Jessica: I was working toward a promotion, and it turned out, it arrived, and it wasn’t right for my whole family. This was a long time ago. I didn’t take it, and it hurt. It actually hurt. But if I hadn’t written that stuff down, I wouldn’t have recognized that I could probably get to my same personal goal at that level some other way, which by the way, I have done. I achieved it in a whole different way, which I thought was interesting. Decisions, even heart wrenching ones, make a difference. But no pro/con list.
Tanya: Sometimes taking a promotion actually costs you more money than you’ll make in a raise, so you need to evaluate that.
Jessica: Okay, tell us more, because I hear what you’re saying and I understand the words, but my brain doesn’t work that way, so give us some more about that.
Tanya: Okay. An organization I worked at, one example is benefits. You paid for your health insurance based on your level. If you took a promotion, your raise would only be maybe $2000 more if you were on the old salary model, and your health insurance would double from one tier to another. You’d probably only get $100 for a promotion.
Jessica: Isn’t that amazing.
Tanya: After taxes. Then, you’re going to be spending more hours working. If you calculate that at an hourly rate, it ends up being a lot less. So sometimes taking that promotion is not the best idea.
Jessica: Another place that comes in to play that people kind of understand the numbers, but don’t necessarily understand the bottom line, would be buying and selling houses. How do I invest in fixing up this house I am going to sell, to get the most money, but do I actually walk away with that? Does it increase the actual outcome in my pocket to put towards my next home?

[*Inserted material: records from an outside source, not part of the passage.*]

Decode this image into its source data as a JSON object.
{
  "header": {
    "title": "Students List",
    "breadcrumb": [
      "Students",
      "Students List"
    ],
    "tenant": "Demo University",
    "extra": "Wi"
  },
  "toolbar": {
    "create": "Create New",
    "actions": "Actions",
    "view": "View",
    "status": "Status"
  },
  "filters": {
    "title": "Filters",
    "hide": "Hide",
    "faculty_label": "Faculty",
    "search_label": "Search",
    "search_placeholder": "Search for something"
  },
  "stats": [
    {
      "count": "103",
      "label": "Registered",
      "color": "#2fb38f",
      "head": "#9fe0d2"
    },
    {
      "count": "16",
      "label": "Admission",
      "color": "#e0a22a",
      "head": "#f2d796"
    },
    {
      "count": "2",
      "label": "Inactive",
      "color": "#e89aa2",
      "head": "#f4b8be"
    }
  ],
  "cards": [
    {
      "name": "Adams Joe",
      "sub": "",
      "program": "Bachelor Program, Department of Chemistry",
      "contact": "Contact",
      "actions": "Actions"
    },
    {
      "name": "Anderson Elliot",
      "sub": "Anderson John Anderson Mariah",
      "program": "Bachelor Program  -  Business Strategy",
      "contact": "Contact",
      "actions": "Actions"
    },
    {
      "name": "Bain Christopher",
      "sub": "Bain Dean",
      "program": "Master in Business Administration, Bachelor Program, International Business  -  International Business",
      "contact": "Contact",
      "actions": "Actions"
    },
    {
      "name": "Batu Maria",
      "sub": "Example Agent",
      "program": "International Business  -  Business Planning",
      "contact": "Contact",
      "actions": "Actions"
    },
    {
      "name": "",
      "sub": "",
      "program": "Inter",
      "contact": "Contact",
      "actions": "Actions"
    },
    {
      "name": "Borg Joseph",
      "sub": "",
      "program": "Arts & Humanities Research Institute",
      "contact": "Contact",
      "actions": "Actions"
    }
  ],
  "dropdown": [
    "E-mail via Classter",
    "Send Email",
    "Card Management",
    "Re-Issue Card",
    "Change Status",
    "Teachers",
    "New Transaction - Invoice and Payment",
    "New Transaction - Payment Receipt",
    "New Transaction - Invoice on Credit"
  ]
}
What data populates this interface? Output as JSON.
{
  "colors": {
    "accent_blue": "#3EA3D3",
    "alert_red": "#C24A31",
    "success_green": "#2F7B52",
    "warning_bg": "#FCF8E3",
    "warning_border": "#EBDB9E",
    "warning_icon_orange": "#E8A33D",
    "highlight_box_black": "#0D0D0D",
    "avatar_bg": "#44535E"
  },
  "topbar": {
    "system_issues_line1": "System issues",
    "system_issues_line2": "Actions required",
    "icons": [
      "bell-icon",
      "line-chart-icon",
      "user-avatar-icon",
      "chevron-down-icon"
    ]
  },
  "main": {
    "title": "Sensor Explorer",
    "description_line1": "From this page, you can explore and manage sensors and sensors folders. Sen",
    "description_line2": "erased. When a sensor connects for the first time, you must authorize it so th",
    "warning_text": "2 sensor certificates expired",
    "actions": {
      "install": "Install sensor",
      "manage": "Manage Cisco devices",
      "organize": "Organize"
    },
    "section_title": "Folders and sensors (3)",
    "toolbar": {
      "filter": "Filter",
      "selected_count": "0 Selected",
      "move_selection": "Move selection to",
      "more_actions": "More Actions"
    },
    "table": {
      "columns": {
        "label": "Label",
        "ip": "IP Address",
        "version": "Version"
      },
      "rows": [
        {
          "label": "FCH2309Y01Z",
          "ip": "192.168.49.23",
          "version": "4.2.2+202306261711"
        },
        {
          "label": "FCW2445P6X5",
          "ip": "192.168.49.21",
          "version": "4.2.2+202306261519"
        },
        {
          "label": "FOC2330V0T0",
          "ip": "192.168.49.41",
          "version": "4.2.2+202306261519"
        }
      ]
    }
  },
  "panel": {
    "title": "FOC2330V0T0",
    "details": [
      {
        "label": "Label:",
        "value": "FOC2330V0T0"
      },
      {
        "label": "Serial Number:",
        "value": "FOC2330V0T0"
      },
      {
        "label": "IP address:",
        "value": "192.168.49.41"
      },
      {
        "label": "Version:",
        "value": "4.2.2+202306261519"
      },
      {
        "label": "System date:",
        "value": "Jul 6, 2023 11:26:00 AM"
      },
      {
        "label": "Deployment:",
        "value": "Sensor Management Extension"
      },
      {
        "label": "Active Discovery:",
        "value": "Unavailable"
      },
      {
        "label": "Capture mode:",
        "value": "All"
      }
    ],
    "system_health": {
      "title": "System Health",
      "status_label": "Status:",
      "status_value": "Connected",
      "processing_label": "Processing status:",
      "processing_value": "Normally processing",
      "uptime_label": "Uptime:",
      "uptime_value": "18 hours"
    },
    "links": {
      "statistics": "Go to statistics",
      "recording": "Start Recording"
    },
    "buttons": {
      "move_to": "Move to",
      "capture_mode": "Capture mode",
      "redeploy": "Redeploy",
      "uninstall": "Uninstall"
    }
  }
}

Tanya: There is that show where they fix houses, and sometimes they end up with a loss.
Jessica: We’ve actually covered a lot of ground around this topic of a purposeful yes. I think really what we came away with was we’ve got to stay out of our head, we’ve got to keep it simple, we really have to think about how we personally will be making these types of decisions. We’ve talked about a couple of filters today, and some things to keep in mind to help with that. Really the start is to take the step of having a filter, knowing what we want, having our own opinions, and then deciding what the important factors are for the things that we would say no or yes to. As we’re considering them, what are we going to consider to lean it towards a yes, or to lean it towards a no. Knowing whichever one we choose is purposeful and on task.
You will find all the program notes at the voiceofboldbusiness.com/p35, or go to the website and search for Purposeful Yes. On that page, you will see all of the program notes, and don’t forget to subscribe to your favorite channel, whatever that is.
I want to leave you with this; Let’s continue this conversation as leaders and defining what being a leader today means. How do you find your Purposeful Yes?
Announcer – Subscribe at www.voiceofboldbusiness.com and get more information, program notes, and past episodes. Bold leaders approach each situation and focus on action to achieve a higher level of leadership. Jessica Dewell, your business advocate is the host of The Voice of Bold Business Radio. Thank you for joining us.